Authorial Intent

The ambiguity of Sherlock's sexuality is intentional: series co-creator Steven Moffat reportedly "always wanted to play on the confusion of Holmes and Watson's relationship and never intended to confirm either character's sexuality," though he also admits that he doesn't think there's "anything that suggests Sherlock is gay."[4]

Cumberbatch, who plays Sherlock, is also quoted as saying that Sherlock's relationship to John is ambiguous ("The ambiguity is fine") and a bromance ("[The Holmes/Watson relationship is] probably the first ever bromance").[4] Cumberbatch additionally said Sherlock is "very manly" as an implied possible reason for him not being gay, which fans were rather annoyed by.[3] Cumberbatch recently told IndieWire that "I've had asexuals come up to me and thank me for representing asexuals," but that Sherlock is simply "too busy to have sex."[5]

Steven Moffat also indicated in an interview that Sherlock wasn't asexual, which upset some asexual fans, particularly when Moffat claimed that an asexual Sherlock would have "no tension" and thus wouldn't be as interesting.[6] However, in March 2015, Moffat told Entertainment Weekly,

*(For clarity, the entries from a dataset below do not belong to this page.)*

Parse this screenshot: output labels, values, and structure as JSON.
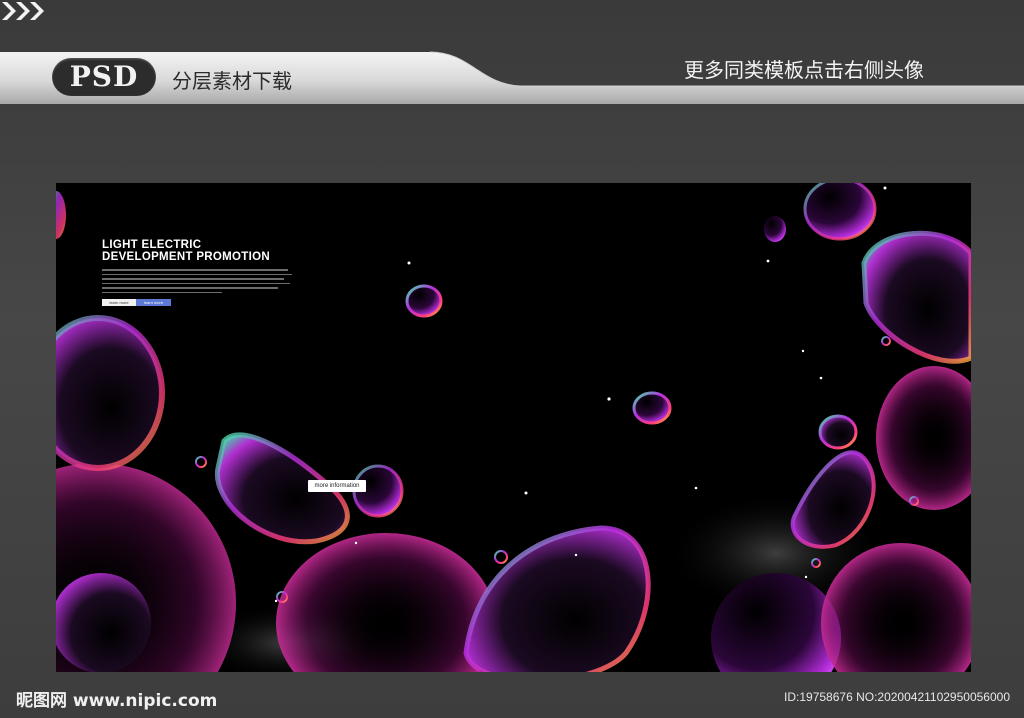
{
  "banner": {
    "badge": "PSD",
    "title": "分层素材下载",
    "promo": "更多同类模板点击右侧头像",
    "chevron_icon": "triple-chevron-right"
  },
  "poster": {
    "headline_line1": "LIGHT ELECTRIC",
    "headline_line2": "DEVELOPMENT PROMOTION",
    "button_left": "learn more",
    "button_right": "learn more",
    "more_button": "more information",
    "accent_color": "#5c79d6",
    "background_color": "#000000"
  },
  "footer": {
    "logo": "昵图网 www.nipic.com",
    "id_text": "ID:19758676 NO:20200421102950056000"
  }
}
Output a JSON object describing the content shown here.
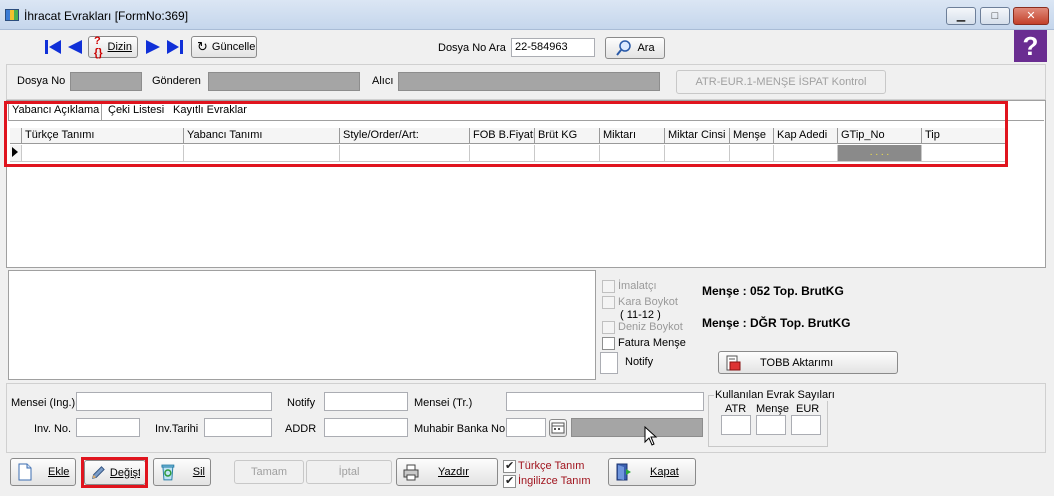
{
  "window": {
    "title": "İhracat Evrakları [FormNo:369]",
    "minimize": "▁",
    "maximize": "□",
    "close": "✕"
  },
  "toolbar": {
    "dizin_label": "Dizin",
    "guncelle_label": "Güncelle",
    "dosya_no_ara_label": "Dosya No Ara",
    "dosya_no_ara_value": "22-584963",
    "ara_label": "Ara",
    "help_glyph": "?"
  },
  "header": {
    "dosya_no_label": "Dosya No",
    "gonderen_label": "Gönderen",
    "alici_label": "Alıcı",
    "atr_button_label": "ATR-EUR.1-MENŞE İSPAT Kontrol"
  },
  "tabs": [
    "Yabancı Açıklama",
    "Çeki Listesi",
    "Kayıtlı Evraklar"
  ],
  "grid": {
    "columns": [
      "Türkçe Tanımı",
      "Yabancı Tanımı",
      "Style/Order/Art:",
      "FOB B.Fiyatı",
      "Brüt KG",
      "Miktarı",
      "Miktar Cinsi",
      "Menşe",
      "Kap Adedi",
      "GTip_No",
      "Tip"
    ],
    "gtip_placeholder": ". . . ."
  },
  "options": {
    "imalatci": "İmalatçı",
    "kara_boykot": "Kara Boykot",
    "kara_boykot_sub": "( 11-12 )",
    "deniz_boykot": "Deniz Boykot",
    "fatura_mense": "Fatura Menşe",
    "notify": "Notify",
    "tobb_button": "TOBB Aktarımı"
  },
  "summary": {
    "line1": "Menşe : 052  Top. BrutKG",
    "line2": "Menşe : DĞR  Top. BrutKG"
  },
  "details": {
    "mensei_ing_label": "Mensei (Ing.)",
    "notify_label": "Notify",
    "mensei_tr_label": "Mensei (Tr.)",
    "inv_no_label": "Inv. No.",
    "inv_tarihi_label": "Inv.Tarihi",
    "addr_label": "ADDR",
    "muhabir_label": "Muhabir Banka No",
    "evrak_group_label": "Kullanılan Evrak Sayıları",
    "atr_label": "ATR",
    "mense_label": "Menşe",
    "eur_label": "EUR"
  },
  "footer": {
    "ekle": "Ekle",
    "degistir": "Değiştir",
    "sil": "Sil",
    "tamam": "Tamam",
    "iptal": "İptal",
    "yazdir": "Yazdır",
    "turkce_tanim": "Türkçe Tanım",
    "ingilizce_tanim": "İngilizce Tanım",
    "kapat": "Kapat"
  },
  "colors": {
    "highlight_red": "#e0141e",
    "nav_blue": "#1030d8",
    "help_purple": "#6a2d91",
    "text_red": "#a0141e"
  }
}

It’s a funny thing when a character for over 100 years has been saying, ‘I don’t do that at all.’ He’s been saying it over 100 years! He’s not interested in [sex]. He’s willfully staying away from that to keep his brain pure—a Victorian belief, that. But everyone wants to believe he’s gay. He’s not gay. He’s not straight. … People want to fantasize about it. It’s fine. But it’s not in the show.[7]

On the other hand (and much more to many fans' liking), co-creator Mark Gatiss has cited The Private Life of Sherlock Holmes (1970) as a personal inspiration for the BBC series,[8] and the director of that film stated that he had wanted to make his version of Holmes gay, but was forbidden by the censors.[9]

Gatiss said in an April 2015 interview that "[Sherlock] explicitly claims no interest in either sex."[10]

All of this of course raises the question of authorial intent and whether the opinions of Cumberbatch, Moffat, or Gatiss are relevant to what a fan sees on the screen. Nonetheless, many fans were quite happy that Mark Gatiss took over as lead writer for the second season.


Sherlock is most commonly paired with John Watson (see John/Sherlock), which is the most popular pairing in all Sherlock fandom. He's additionally paired with nearly every other character on the show.

Sherlock's frequent depiction as either asexual or disinterested in sex in no way hinders ships. Some fic depicts Sherlock as both asexual and in a romantic relationship, usually with John.

Example Fanworks

  • BBC Sherlock - Shimeji by y0do - a program that, once downloaded, displays a tiny, animated Sherlock figure who sulks, crawls, and plays the violin all over your desktop


  • Anomie by charmax. A faceless city where everyone is a stranger. Sherlock observes the minutia of crime scenes in London, but is unmoved by the plight of the victims.


Meta and Essays




  1. ^ product of British public schools?
  2. ^ This is consistent with his age when he first meets Watson in A Study in Scarlet, though canon compliance may not be the primary reason for his appeal.
  3. ^ a b kanata:Teevee, 30 July 2010
  4. ^ a b Daniel Sperling. Cumberbatch, Moffat: 'Sherlock's not gay', digital spy, July 25 2010. Information and quotes in the article were lifted from The Sun. Fans saw red at the article's title: "Cumberbatch, Moffat: 'Sherlock's not gay'", which neither Moffat nor Cumberbatch were quoted saying in the article.
  5. ^, Star Benedict Cumberbatch On the Sleuth's Sexuality and How His Own Stock Has Increased, 4 May 2012.
  6. ^ Jeffries, Stuart 'There is a clue everybody's missed': Sherlock writer Steven Moffat interviewed. Friday 20 January 2012.
  7. ^, Sherlock co-creator: For the last time, Holmes is not gay!, 30 March 2015
  8. ^ Morgan, Eleanor. The film that changed my life: Mark Gatiss. Sunday 7 November 2010.
  9. ^ Bourne, Stephen. Brief Encounters: Lesbians and Gays in British Cinema 1930 - 1971